* WORK TO COMPLETE *
The data must be returned in full, with no character altered.

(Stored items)
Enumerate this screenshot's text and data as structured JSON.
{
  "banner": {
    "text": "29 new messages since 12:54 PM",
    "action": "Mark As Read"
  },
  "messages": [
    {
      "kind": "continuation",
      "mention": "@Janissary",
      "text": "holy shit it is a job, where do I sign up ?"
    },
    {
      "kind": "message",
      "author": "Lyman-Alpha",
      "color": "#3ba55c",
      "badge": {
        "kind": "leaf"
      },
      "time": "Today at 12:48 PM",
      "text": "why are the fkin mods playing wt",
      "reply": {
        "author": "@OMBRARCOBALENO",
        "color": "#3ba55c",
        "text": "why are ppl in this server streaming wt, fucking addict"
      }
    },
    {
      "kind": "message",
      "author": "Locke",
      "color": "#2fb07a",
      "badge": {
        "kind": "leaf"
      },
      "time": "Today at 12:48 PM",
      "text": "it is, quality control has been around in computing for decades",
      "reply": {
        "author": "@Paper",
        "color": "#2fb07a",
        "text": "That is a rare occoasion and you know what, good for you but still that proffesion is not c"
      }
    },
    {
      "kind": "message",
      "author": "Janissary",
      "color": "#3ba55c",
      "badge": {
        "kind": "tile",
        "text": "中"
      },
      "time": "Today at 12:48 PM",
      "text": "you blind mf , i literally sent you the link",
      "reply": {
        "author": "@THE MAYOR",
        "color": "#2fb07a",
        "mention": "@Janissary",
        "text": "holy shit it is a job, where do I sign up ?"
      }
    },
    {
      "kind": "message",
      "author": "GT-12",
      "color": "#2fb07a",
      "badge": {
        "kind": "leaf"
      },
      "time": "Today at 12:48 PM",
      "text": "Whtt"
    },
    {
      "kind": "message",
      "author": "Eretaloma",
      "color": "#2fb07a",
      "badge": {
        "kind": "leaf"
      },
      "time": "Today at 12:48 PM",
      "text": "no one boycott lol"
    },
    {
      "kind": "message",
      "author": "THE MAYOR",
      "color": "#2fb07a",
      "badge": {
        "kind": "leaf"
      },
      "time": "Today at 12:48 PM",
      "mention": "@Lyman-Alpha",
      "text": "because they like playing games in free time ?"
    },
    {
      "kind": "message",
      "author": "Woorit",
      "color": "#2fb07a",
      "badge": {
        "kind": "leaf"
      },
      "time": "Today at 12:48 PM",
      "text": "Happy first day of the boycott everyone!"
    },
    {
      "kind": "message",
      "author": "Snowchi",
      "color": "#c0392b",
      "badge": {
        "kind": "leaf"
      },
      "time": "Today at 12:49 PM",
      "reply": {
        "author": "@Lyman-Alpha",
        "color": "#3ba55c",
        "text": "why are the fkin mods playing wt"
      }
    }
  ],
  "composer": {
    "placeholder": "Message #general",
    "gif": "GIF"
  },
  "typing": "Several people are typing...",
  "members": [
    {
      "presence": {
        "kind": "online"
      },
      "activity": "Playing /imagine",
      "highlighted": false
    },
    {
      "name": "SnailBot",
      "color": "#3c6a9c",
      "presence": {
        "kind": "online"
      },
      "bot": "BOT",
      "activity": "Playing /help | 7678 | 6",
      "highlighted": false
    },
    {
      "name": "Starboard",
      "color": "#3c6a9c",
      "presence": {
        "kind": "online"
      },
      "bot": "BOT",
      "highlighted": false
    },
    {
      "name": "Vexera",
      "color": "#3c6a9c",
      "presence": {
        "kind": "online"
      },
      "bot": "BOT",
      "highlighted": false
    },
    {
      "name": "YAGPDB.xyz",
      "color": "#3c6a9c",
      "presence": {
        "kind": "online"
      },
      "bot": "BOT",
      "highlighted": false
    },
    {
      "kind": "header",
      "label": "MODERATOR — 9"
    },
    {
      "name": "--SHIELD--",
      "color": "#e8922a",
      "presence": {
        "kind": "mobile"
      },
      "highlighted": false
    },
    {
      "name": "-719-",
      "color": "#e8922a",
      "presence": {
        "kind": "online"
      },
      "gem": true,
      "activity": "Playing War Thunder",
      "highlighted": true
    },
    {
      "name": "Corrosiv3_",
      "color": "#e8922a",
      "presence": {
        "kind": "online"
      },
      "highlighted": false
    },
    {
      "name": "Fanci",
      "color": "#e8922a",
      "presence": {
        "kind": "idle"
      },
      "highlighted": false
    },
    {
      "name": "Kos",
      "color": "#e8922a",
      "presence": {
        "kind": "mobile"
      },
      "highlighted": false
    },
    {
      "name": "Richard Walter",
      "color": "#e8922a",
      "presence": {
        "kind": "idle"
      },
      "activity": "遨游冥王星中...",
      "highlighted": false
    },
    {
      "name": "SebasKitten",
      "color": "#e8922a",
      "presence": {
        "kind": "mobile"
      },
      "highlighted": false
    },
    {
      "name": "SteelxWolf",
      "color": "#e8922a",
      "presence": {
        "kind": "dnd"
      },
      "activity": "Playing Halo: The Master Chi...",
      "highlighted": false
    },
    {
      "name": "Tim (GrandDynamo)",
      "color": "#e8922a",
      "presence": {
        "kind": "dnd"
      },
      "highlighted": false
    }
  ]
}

* WRITTEN REPLY *
Enumerate this screenshot's text and data as structured JSON.
{
  "banner": {
    "text": "29 new messages since 12:54 PM",
    "action": "Mark As Read"
  },
  "messages": [
    {
      "kind": "continuation",
      "mention": "@Janissary",
      "text": "holy shit it is a job, where do I sign up ?"
    },
    {
      "kind": "message",
      "author": "Lyman-Alpha",
      "color": "#3ba55c",
      "badge": {
        "kind": "leaf"
      },
      "time": "Today at 12:48 PM",
      "text": "why are the fkin mods playing wt",
      "reply": {
        "author": "@OMBRARCOBALENO",
        "color": "#3ba55c",
        "text": "why are ppl in this server streaming wt, fucking addict"
      }
    },
    {
      "kind": "message",
      "author": "Locke",
      "color": "#2fb07a",
      "badge": {
        "kind": "leaf"
      },
      "time": "Today at 12:48 PM",
      "text": "it is, quality control has been around in computing for decades",
      "reply": {
        "author": "@Paper",
        "color": "#2fb07a",
        "text": "That is a rare occoasion and you know what, good for you but still that proffesion is not c"
      }
    },
    {
      "kind": "message",
      "author": "Janissary",
      "color": "#3ba55c",
      "badge": {
        "kind": "tile",
        "text": "中"
      },
      "time": "Today at 12:48 PM",
      "text": "you blind mf , i literally sent you the link",
      "reply": {
        "author": "@THE MAYOR",
        "color": "#2fb07a",
        "mention": "@Janissary",
        "text": "holy shit it is a job, where do I sign up ?"
      }
    },
    {
      "kind": "message",
      "author": "GT-12",
      "color": "#2fb07a",
      "badge": {
        "kind": "leaf"
      },
      "time": "Today at 12:48 PM",
      "text": "Whtt"
    },
    {
      "kind": "message",
      "author": "Eretaloma",
      "color": "#2fb07a",
      "badge": {
        "kind": "leaf"
      },
      "time": "Today at 12:48 PM",
      "text": "no one boycott lol"
    },
    {
      "kind": "message",
      "author": "THE MAYOR",
      "color": "#2fb07a",
      "badge": {
        "kind": "leaf"
      },
      "time": "Today at 12:48 PM",
      "mention": "@Lyman-Alpha",
      "text": "because they like playing games in free time ?"
    },
    {
      "kind": "message",
      "author": "Woorit",
      "color": "#2fb07a",
      "badge": {
        "kind": "leaf"
      },
      "time": "Today at 12:48 PM",
      "text": "Happy first day of the boycott everyone!"
    },
    {
      "kind": "message",
      "author": "Snowchi",
      "color": "#c0392b",
      "badge": {
        "kind": "leaf"
      },
      "time": "Today at 12:49 PM",
      "reply": {
        "author": "@Lyman-Alpha",
        "color": "#3ba55c",
        "text": "why are the fkin mods playing wt"
      }
    }
  ],
  "composer": {
    "placeholder": "Message #general",
    "gif": "GIF"
  },
  "typing": "Several people are typing...",
  "members": [
    {
      "presence": {
        "kind": "online"
      },
      "activity": "Playing /imagine",
      "highlighted": false
    },
    {
      "name": "SnailBot",
      "color": "#3c6a9c",
      "presence": {
        "kind": "online"
      },
      "bot": "BOT",
      "activity": "Playing /help | 7678 | 6",
      "highlighted": false
    },
    {
      "name": "Starboard",
      "color": "#3c6a9c",
      "presence": {
        "kind": "online"
      },
      "bot": "BOT",
      "highlighted": false
    },
    {
      "name": "Vexera",
      "color": "#3c6a9c",
      "presence": {
        "kind": "online"
      },
      "bot": "BOT",
      "highlighted": false
    },
    {
      "name": "YAGPDB.xyz",
      "color": "#3c6a9c",
      "presence": {
        "kind": "online"
      },
      "bot": "BOT",
      "highlighted": false
    },
    {
      "kind": "header",
      "label": "MODERATOR — 9"
    },
    {
      "name": "--SHIELD--",
      "color": "#e8922a",
      "presence": {
        "kind": "mobile"
      },
      "highlighted": false
    },
    {
      "name": "-719-",
      "color": "#e8922a",
      "presence": {
        "kind": "online"
      },
      "gem": true,
      "activity": "Playing War Thunder",
      "highlighted": true
    },
    {
      "name": "Corrosiv3_",
      "color": "#e8922a",
      "presence": {
        "kind": "online"
      },
      "highlighted": false
    },
    {
      "name": "Fanci",
      "color": "#e8922a",
      "presence": {
        "kind": "idle"
      },
      "highlighted": false
    },
    {
      "name": "Kos",
      "color": "#e8922a",
      "presence": {
        "kind": "mobile"
      },
      "highlighted": false
    },
    {
      "name": "Richard Walter",
      "color": "#e8922a",
      "presence": {
        "kind": "idle"
      },
      "activity": "遨游冥王星中...",
      "highlighted": false
    },
    {
      "name": "SebasKitten",
      "color": "#e8922a",
      "presence": {
        "kind": "mobile"
      },
      "highlighted": false
    },
    {
      "name": "SteelxWolf",
      "color": "#e8922a",
      "presence": {
        "kind": "dnd"
      },
      "activity": "Playing Halo: The Master Chi...",
      "highlighted": false
    },
    {
      "name": "Tim (GrandDynamo)",
      "color": "#e8922a",
      "presence": {
        "kind": "dnd"
      },
      "highlighted": false
    }
  ]
}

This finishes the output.